(Component data from apps and pages)
►
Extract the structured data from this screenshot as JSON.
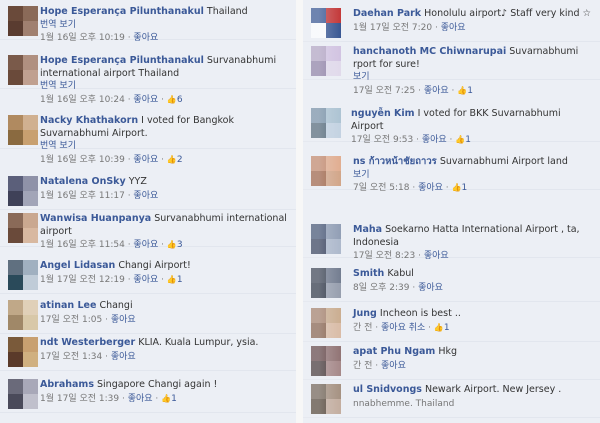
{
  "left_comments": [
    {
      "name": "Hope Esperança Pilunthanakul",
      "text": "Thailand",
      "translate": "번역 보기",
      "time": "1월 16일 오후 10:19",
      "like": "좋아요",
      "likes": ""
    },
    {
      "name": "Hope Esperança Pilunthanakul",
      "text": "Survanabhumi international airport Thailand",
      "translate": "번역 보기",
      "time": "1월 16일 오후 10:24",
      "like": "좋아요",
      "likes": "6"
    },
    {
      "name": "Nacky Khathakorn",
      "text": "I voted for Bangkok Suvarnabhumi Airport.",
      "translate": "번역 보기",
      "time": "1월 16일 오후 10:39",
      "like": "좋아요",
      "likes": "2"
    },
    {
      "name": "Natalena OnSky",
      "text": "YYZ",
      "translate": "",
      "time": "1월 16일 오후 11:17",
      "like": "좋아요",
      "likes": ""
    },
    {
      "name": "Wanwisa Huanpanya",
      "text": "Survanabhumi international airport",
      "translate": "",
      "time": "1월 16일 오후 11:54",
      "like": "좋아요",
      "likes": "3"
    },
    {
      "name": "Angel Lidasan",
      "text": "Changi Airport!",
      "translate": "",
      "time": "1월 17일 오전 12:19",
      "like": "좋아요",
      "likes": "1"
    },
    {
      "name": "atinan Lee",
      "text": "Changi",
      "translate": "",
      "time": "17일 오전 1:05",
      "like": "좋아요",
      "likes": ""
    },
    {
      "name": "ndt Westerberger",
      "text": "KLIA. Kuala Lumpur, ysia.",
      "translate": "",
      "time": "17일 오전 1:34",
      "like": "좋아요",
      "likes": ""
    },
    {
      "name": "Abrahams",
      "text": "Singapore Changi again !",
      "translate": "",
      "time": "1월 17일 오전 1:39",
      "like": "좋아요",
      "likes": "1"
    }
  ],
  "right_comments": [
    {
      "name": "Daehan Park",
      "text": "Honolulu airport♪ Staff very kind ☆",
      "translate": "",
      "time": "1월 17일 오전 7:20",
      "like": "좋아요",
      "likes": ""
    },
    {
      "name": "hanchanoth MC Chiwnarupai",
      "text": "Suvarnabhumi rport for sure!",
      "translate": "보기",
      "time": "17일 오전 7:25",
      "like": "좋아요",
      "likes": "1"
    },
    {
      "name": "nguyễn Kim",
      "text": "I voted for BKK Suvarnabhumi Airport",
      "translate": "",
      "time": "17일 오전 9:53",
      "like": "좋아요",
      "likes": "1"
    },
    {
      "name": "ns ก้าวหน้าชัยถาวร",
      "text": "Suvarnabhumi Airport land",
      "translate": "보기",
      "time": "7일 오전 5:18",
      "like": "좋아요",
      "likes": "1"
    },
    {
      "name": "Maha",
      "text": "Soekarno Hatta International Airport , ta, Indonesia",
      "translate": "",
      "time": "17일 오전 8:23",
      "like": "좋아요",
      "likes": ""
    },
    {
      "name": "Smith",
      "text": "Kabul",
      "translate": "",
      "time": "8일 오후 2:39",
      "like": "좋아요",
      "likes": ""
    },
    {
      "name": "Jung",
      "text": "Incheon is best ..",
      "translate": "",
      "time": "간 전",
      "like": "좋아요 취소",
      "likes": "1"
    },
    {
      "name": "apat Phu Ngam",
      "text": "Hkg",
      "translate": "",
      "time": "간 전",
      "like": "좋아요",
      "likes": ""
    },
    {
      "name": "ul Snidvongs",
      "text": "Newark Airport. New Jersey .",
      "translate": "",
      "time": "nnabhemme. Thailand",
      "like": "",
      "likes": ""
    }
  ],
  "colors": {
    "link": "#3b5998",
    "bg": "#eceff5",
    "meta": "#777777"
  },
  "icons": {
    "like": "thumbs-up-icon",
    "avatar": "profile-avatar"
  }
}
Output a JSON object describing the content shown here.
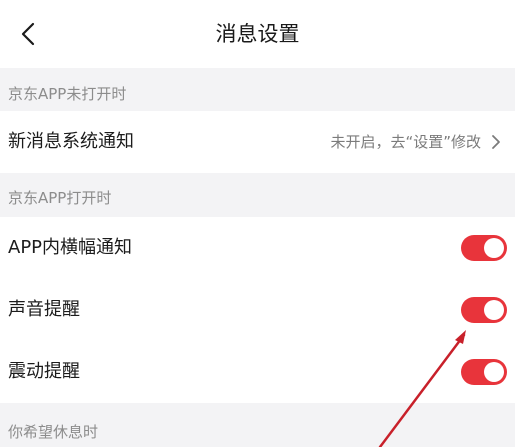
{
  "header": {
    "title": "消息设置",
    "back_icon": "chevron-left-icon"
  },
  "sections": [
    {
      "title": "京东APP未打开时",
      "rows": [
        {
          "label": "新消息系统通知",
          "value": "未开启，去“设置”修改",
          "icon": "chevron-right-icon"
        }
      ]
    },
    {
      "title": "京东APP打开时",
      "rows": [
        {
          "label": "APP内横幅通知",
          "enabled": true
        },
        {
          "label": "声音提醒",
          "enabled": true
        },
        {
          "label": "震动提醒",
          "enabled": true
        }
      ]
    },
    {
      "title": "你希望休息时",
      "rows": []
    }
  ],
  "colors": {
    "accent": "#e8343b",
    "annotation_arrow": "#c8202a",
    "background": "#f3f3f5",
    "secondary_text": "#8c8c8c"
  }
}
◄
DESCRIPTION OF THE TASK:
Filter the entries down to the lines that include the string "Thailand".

WRITTEN ANSWER:
      "text": "Thailand",
      "text": "Survanabhumi international airport Thailand",
      "time": "nnabhemme. Thailand",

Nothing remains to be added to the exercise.